- _Requirement_: Across the data below, state how many lines hold "Wrap", and reply with nothing but that number.

Items from an interface collection
:::

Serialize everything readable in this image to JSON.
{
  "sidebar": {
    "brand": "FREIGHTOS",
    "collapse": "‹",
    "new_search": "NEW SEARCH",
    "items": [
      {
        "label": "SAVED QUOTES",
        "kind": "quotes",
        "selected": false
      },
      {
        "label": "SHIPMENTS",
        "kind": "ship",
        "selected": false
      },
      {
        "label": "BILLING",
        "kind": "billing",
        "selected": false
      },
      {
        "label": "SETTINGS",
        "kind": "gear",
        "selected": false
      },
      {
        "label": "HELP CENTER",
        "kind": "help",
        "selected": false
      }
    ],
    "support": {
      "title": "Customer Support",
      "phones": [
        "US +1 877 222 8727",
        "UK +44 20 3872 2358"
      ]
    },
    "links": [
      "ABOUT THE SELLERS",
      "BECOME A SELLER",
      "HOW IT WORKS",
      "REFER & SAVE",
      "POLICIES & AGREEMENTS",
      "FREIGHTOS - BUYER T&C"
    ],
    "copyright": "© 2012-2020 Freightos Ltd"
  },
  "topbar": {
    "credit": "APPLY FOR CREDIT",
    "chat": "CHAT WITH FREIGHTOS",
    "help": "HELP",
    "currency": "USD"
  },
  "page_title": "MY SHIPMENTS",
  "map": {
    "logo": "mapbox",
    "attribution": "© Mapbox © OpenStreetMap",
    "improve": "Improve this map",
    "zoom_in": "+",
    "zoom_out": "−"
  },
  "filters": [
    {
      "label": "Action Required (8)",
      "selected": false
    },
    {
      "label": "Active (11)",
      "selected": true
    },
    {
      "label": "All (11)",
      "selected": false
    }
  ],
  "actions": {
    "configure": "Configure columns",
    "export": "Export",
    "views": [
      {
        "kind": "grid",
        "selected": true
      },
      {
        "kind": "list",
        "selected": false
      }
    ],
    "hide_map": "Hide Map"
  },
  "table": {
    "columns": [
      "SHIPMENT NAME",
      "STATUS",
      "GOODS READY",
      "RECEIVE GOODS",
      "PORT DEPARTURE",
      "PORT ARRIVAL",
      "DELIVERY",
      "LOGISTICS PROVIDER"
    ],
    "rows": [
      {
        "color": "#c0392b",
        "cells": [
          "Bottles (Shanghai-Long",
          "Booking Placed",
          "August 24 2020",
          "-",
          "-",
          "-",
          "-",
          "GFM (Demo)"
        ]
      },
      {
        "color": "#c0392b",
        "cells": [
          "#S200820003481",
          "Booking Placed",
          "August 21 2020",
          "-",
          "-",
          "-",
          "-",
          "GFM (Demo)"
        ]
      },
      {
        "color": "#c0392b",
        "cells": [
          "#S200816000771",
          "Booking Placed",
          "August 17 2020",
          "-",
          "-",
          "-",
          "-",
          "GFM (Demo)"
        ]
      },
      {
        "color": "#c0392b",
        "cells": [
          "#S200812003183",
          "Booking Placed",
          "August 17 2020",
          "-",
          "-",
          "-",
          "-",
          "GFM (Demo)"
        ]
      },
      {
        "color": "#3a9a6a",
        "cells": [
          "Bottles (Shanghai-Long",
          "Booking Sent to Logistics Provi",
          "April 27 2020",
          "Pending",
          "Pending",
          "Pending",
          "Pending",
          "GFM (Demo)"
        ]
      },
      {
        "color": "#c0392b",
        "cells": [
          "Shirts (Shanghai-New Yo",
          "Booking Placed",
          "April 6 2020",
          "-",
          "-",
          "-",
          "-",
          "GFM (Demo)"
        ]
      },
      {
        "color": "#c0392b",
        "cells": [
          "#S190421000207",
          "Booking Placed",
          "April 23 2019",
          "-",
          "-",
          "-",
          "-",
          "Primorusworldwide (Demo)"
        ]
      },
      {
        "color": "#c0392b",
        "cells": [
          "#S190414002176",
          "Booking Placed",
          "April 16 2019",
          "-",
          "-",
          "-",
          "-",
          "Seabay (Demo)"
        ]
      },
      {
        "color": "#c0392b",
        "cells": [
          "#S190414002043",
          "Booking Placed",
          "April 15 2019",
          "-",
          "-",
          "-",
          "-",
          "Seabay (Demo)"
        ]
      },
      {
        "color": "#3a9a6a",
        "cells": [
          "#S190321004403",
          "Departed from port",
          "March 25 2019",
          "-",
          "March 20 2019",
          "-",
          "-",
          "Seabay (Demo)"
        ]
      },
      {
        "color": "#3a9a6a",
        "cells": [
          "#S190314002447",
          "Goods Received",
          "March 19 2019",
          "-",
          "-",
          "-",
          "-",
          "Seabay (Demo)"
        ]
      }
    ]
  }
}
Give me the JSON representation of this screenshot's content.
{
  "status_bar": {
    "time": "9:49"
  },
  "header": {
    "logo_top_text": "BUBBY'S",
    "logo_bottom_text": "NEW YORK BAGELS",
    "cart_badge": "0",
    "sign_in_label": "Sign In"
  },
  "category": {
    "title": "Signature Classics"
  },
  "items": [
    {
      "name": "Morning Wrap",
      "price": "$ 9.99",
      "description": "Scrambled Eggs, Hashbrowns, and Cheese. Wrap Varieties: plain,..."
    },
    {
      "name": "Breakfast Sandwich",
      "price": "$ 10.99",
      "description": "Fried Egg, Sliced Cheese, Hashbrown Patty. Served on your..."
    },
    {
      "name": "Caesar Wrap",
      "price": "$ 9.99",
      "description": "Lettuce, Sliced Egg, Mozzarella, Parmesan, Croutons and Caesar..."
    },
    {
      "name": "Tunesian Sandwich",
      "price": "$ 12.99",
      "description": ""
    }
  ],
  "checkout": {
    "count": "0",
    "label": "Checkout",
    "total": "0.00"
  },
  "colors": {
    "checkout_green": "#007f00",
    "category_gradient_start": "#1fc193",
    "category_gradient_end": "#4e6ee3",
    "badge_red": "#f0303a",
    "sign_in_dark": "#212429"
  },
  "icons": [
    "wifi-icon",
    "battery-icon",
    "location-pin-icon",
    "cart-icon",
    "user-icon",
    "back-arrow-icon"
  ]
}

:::

- _Task solution_: 3